Millie became very passionate about community service when she was in fourth grade. In her class, she began a classroom “company” called Michlo with her friend. The simplicity of Michlo helped unify the class towards a common goal of making the community better, and gave joy to everyone involved. This experience led her to volunteer at a foster home by teaching English, and at that home, she learned about the hardships the children face when they leave foster homes at the age of 18. Millie started the SUDACHI Project in her school community to help the children with their financial burden by donating furniture and home appliances. Through this project, she is working on becoming a bridge between the expatriate and local Japanese communities, and hopes to be a catalyst for high school students to broaden their perspectives and make a better community.
Anybody can use fashion as a mode of expression, yet depending on what and how you wear an article of clothing, what you represent can have a different meaning. These subtleties are one of the many reasons Tohma Kobayashi loves fashion, like when he wears wide pants and pin roll the cuffs, to achieve a slimmer silhouette and a cleaner look. Utilizing these subtleties, Tohma realized that he could use clothes as a way to articulate his personality.
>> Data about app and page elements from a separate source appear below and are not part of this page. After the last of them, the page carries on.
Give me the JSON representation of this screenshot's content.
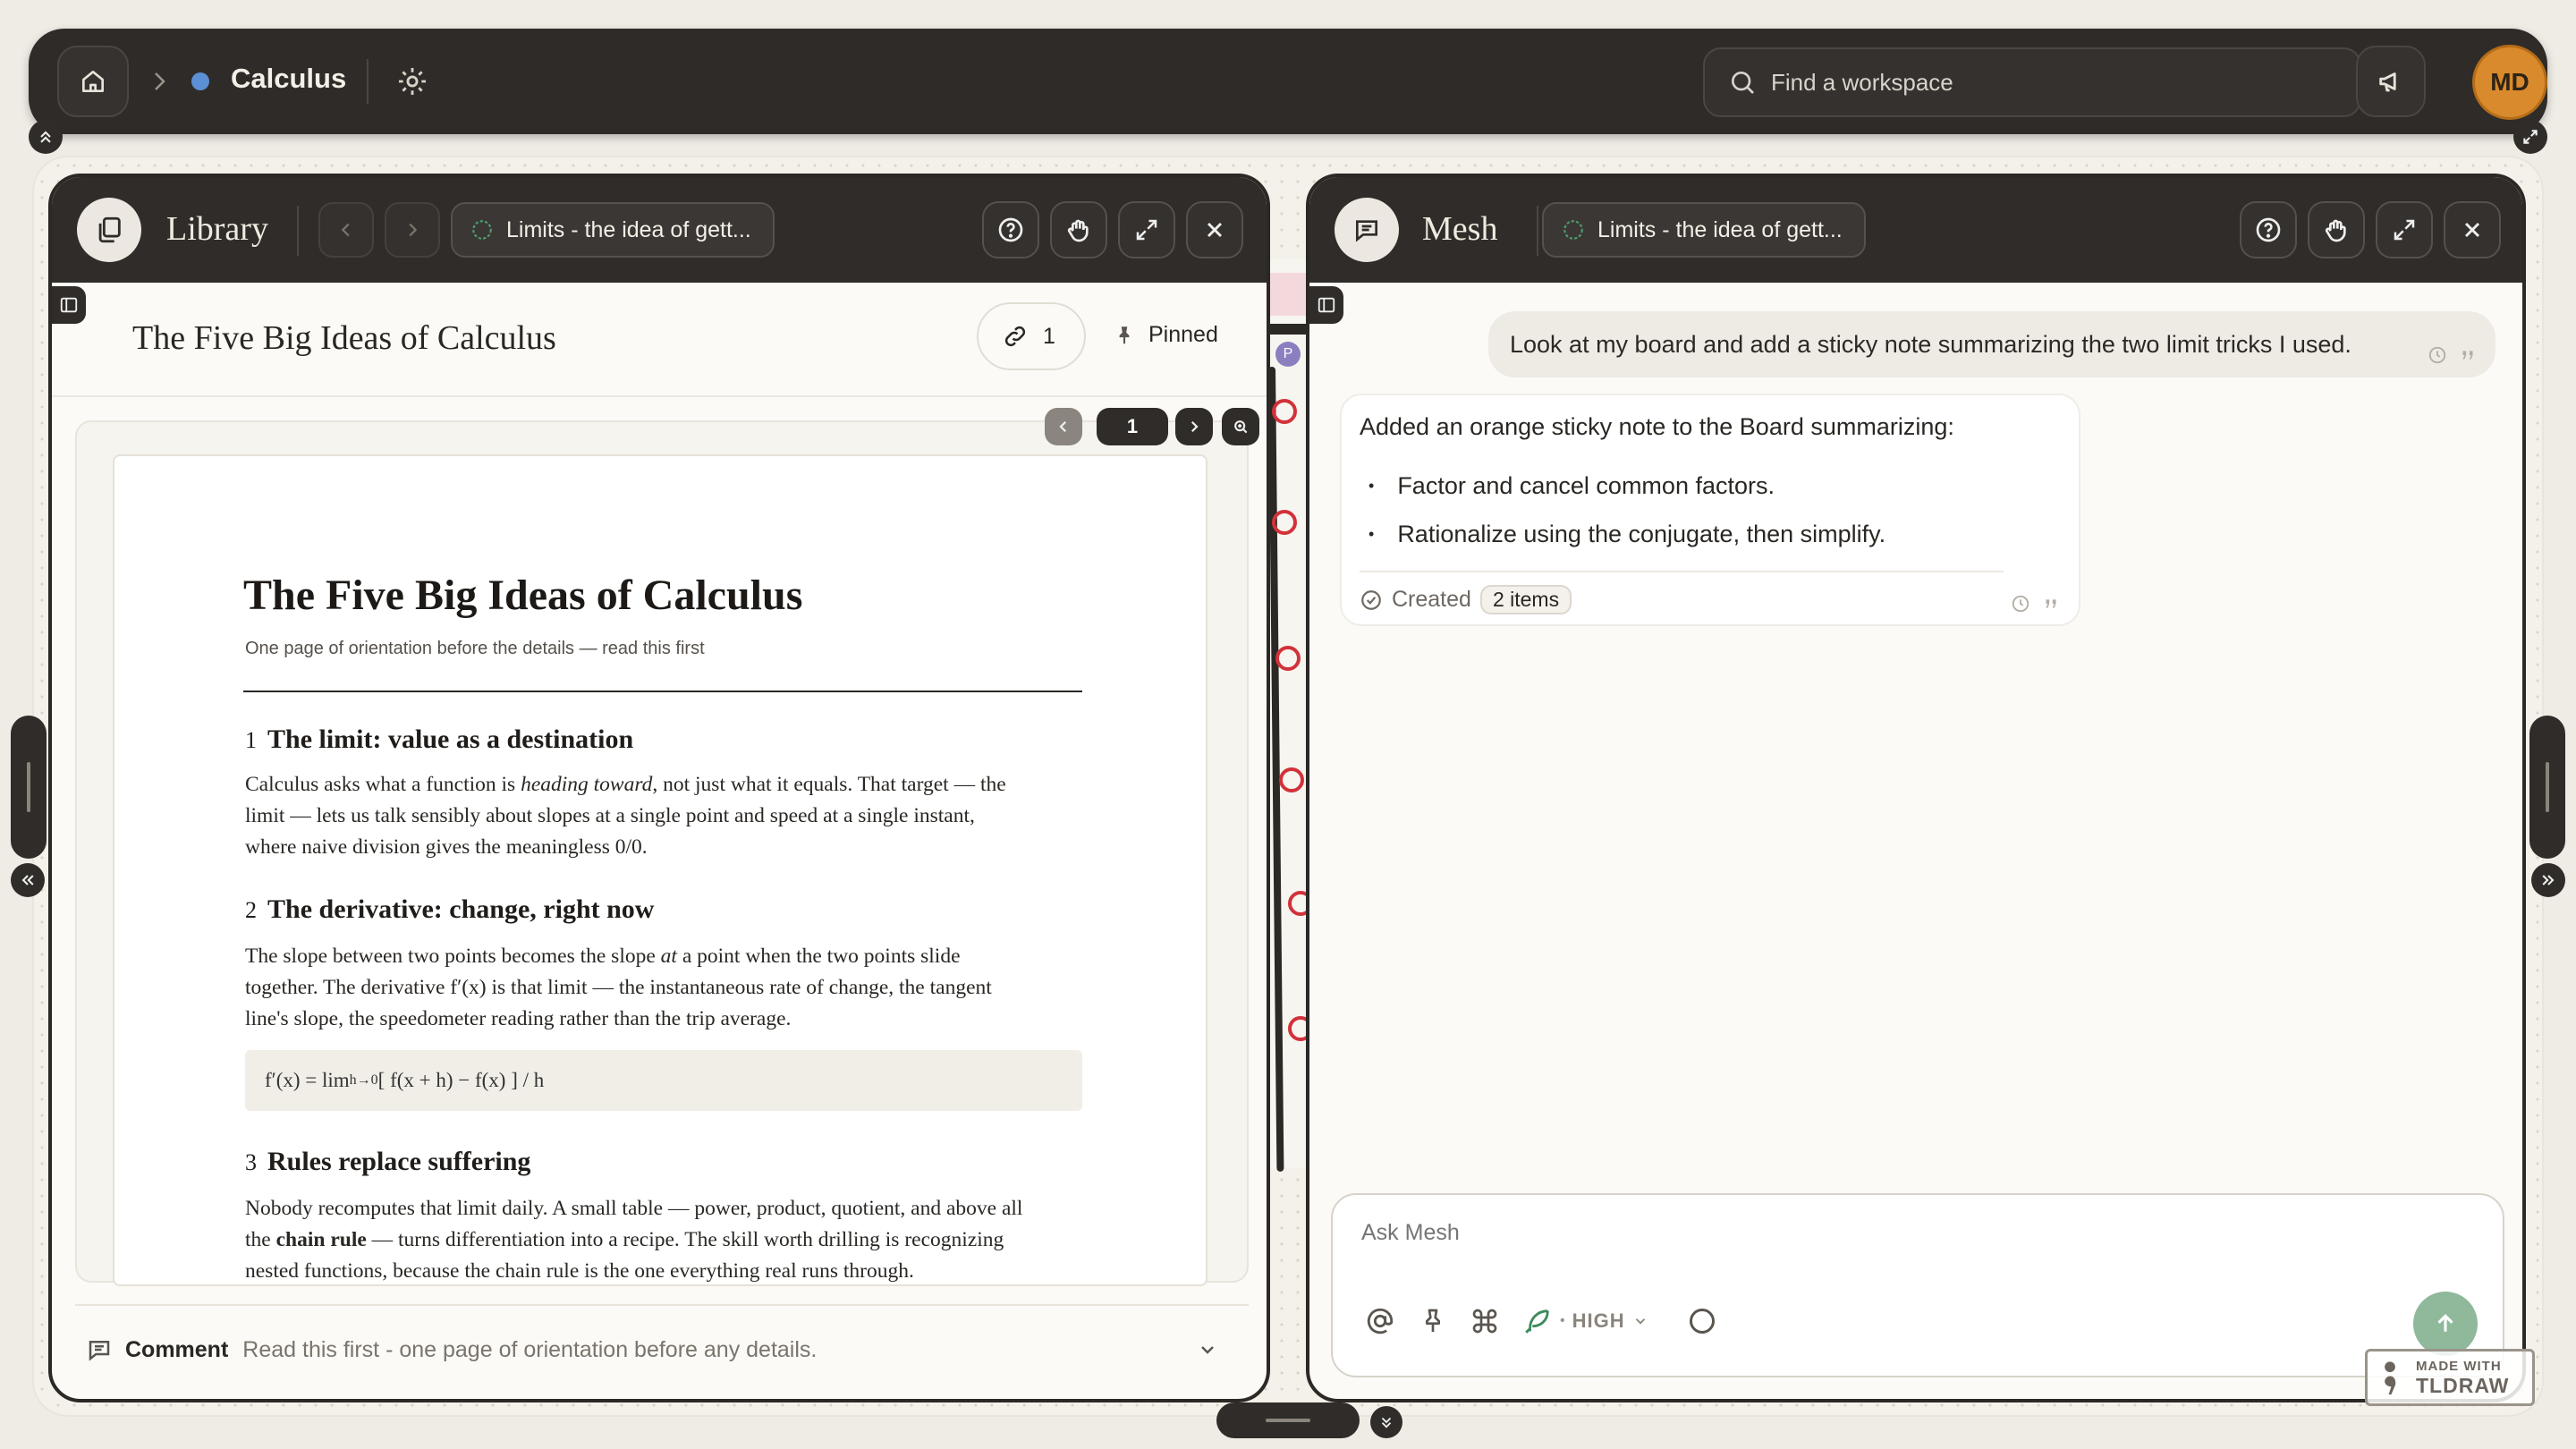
{
  "topbar": {
    "breadcrumb_title": "Calculus",
    "search_placeholder": "Find a workspace",
    "avatar_initials": "MD"
  },
  "library": {
    "title": "Library",
    "tab_chip": "Limits - the idea of gett...",
    "doc_title": "The Five Big Ideas of Calculus",
    "link_count": "1",
    "pinned_label": "Pinned",
    "page_number": "1",
    "doc": {
      "heading": "The Five Big Ideas of Calculus",
      "subtitle": "One page of orientation before the details — read this first",
      "sections": [
        {
          "num": "1",
          "title": "The limit: value as a destination",
          "lines": [
            [
              "Calculus asks what a function is ",
              "heading toward",
              ", not just what it equals. That target — the"
            ],
            [
              "limit — lets us talk sensibly about slopes at a single point and speed at a single instant,"
            ],
            [
              "where naive division gives the meaningless 0/0."
            ]
          ]
        },
        {
          "num": "2",
          "title": "The derivative: change, right now",
          "lines": [
            [
              "The slope between two points becomes the slope ",
              "at",
              " a point when the two points slide"
            ],
            [
              "together. The derivative f′(x) is that limit — the instantaneous rate of change, the tangent"
            ],
            [
              "line's slope, the speedometer reading rather than the trip average."
            ]
          ],
          "formula_main": "f′(x) = lim",
          "formula_sub": "h→0",
          "formula_rest": " [ f(x + h) − f(x) ] / h"
        },
        {
          "num": "3",
          "title": "Rules replace suffering",
          "lines": [
            [
              "Nobody recomputes that limit daily. A small table — power, product, quotient, and above all"
            ],
            [
              "the ",
              "chain rule",
              " — turns differentiation into a recipe. The skill worth drilling is recognizing"
            ],
            [
              "nested functions, because the chain rule is the one everything real runs through."
            ]
          ]
        }
      ]
    },
    "comment_label": "Comment",
    "comment_text": "Read this first - one page of orientation before any details."
  },
  "mesh": {
    "title": "Mesh",
    "tab_chip": "Limits - the idea of gett...",
    "user_message": "Look at my board and add a sticky note summarizing the two limit tricks I used.",
    "ai_intro": "Added an orange sticky note to the Board summarizing:",
    "ai_bullets": [
      "Factor and cancel common factors.",
      "Rationalize using the conjugate, then simplify."
    ],
    "created_label": "Created",
    "created_badge": "2 items",
    "input_placeholder": "Ask Mesh",
    "effort_label": "HIGH"
  },
  "watermark": {
    "line1": "MADE WITH",
    "line2": "TLDRAW"
  },
  "colors": {
    "dark": "#2f2c29",
    "accent_orange": "#d98a2c",
    "ring_red": "#d2323a",
    "send_green": "#8fb99a"
  }
}
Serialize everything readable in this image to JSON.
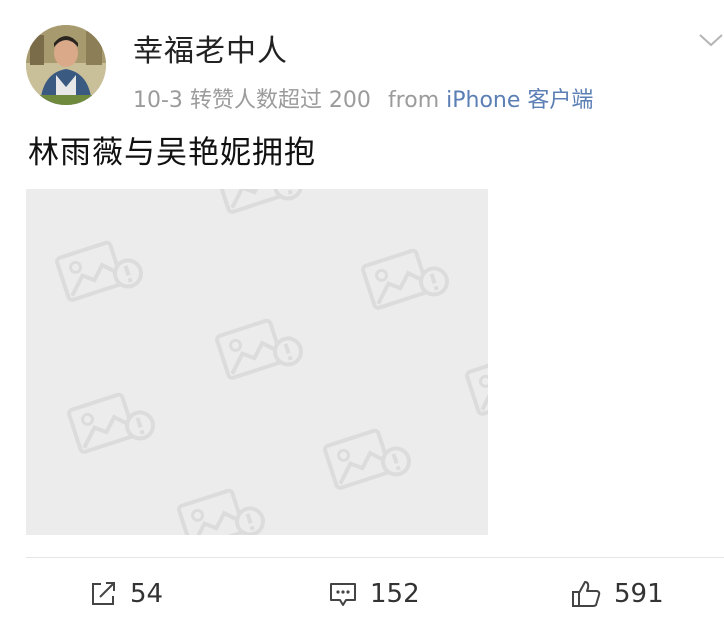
{
  "post": {
    "username": "幸福老中人",
    "date": "10-3",
    "reposts_note": "转赞人数超过 200",
    "from_label": "from",
    "source": "iPhone 客户端",
    "text": "林雨薇与吴艳妮拥抱"
  },
  "icons": {
    "more": "chevron-down-icon",
    "image_placeholder": "image-placeholder-icon",
    "share": "share-icon",
    "comment": "comment-icon",
    "like": "thumbs-up-icon"
  },
  "actions": {
    "share_count": "54",
    "comment_count": "152",
    "like_count": "591"
  },
  "colors": {
    "source_link": "#5b7fb5",
    "meta_text": "#9b9b9b",
    "image_placeholder_bg": "#ececec"
  }
}
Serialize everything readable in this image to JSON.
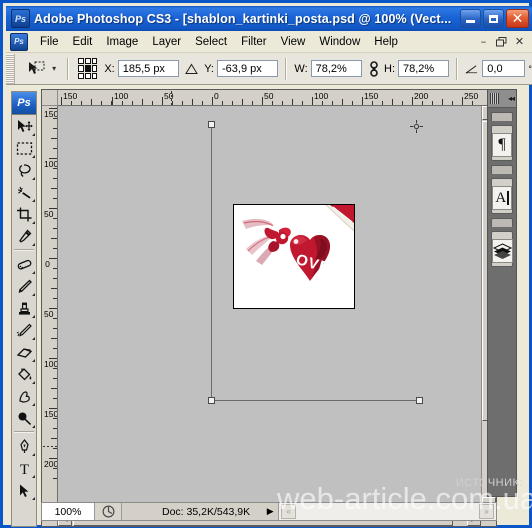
{
  "window": {
    "title": "Adobe Photoshop CS3 - [shablon_kartinki_posta.psd @ 100% (Vect...",
    "app_icon": "photoshop-icon",
    "minimize_label": "",
    "maximize_label": "",
    "close_label": "✕"
  },
  "menubar": {
    "doc_icon": "document-icon",
    "items": [
      {
        "label": "File"
      },
      {
        "label": "Edit"
      },
      {
        "label": "Image"
      },
      {
        "label": "Layer"
      },
      {
        "label": "Select"
      },
      {
        "label": "Filter"
      },
      {
        "label": "View"
      },
      {
        "label": "Window"
      },
      {
        "label": "Help"
      }
    ],
    "mdi_minimize": "–",
    "mdi_restore": "❐",
    "mdi_close": "✕"
  },
  "options_bar": {
    "tool_icon": "move-transform-icon",
    "preset_caret": "▾",
    "reference_point_label": "reference-point-grid",
    "x_label": "X:",
    "x_value": "185,5 px",
    "delta_icon": "delta-triangle-icon",
    "y_label": "Y:",
    "y_value": "-63,9 px",
    "w_label": "W:",
    "w_value": "78,2%",
    "link_icon": "link-chain-icon",
    "h_label": "H:",
    "h_value": "78,2%",
    "angle_icon": "angle-icon",
    "angle_value": "0,0",
    "degree_symbol": "°"
  },
  "toolbox": {
    "logo": "Ps",
    "tools": [
      {
        "name": "move-tool",
        "glyph": "move"
      },
      {
        "name": "marquee-tool",
        "glyph": "marquee"
      },
      {
        "name": "lasso-tool",
        "glyph": "lasso"
      },
      {
        "name": "magic-wand-tool",
        "glyph": "wand"
      },
      {
        "name": "crop-tool",
        "glyph": "crop"
      },
      {
        "name": "eyedropper-tool",
        "glyph": "eyedropper"
      },
      {
        "name": "healing-brush-tool",
        "glyph": "healing"
      },
      {
        "name": "brush-tool",
        "glyph": "brush"
      },
      {
        "name": "clone-stamp-tool",
        "glyph": "stamp"
      },
      {
        "name": "history-brush-tool",
        "glyph": "history-brush"
      },
      {
        "name": "eraser-tool",
        "glyph": "eraser"
      },
      {
        "name": "gradient-paint-bucket-tool",
        "glyph": "bucket"
      },
      {
        "name": "blur-smudge-tool",
        "glyph": "smudge"
      },
      {
        "name": "dodge-burn-tool",
        "glyph": "dodge"
      },
      {
        "name": "pen-tool",
        "glyph": "pen"
      },
      {
        "name": "type-tool",
        "glyph": "type"
      },
      {
        "name": "path-selection-tool",
        "glyph": "path-arrow"
      }
    ]
  },
  "rulers": {
    "unit": "px",
    "horizontal_labels": [
      "150",
      "100",
      "50",
      "0",
      "50",
      "100",
      "150",
      "200",
      "250"
    ],
    "vertical_labels": [
      "150",
      "100",
      "50",
      "0",
      "50",
      "100",
      "150",
      "200"
    ]
  },
  "canvas": {
    "artboard_color": "#c0c0c0",
    "image_alt": "love-heart-tag-image",
    "transform_handles": 4,
    "center_point": "transform-center-point"
  },
  "statusbar": {
    "zoom": "100%",
    "doc_icon": "document-size-icon",
    "doc_info": "Doc: 35,2K/543,9K",
    "arrow": "▶",
    "nav_prev": "«",
    "nav_next": "»"
  },
  "dock": {
    "grip": "dock-grip",
    "collapse": "◂◂",
    "panels": [
      {
        "name": "paragraph-panel-icon",
        "glyph": "¶"
      },
      {
        "name": "character-panel-icon",
        "glyph": "A"
      },
      {
        "name": "layers-panel-icon",
        "glyph": "layers"
      }
    ]
  },
  "overlay": {
    "source_label": "ИСТОЧНИК:",
    "watermark": "web-article.com.ua"
  },
  "colors": {
    "title_blue": "#1257c6",
    "chrome": "#ece9d8",
    "canvas_gray": "#c0c0c0",
    "desktop_gray": "#808080",
    "heart_red": "#c2182f"
  }
}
This realization became the catalyst for Tohma and his partner Gabriel Chi to create Tokyouth, a clothing brand that would encapsulate and represent their values and identities through our designs.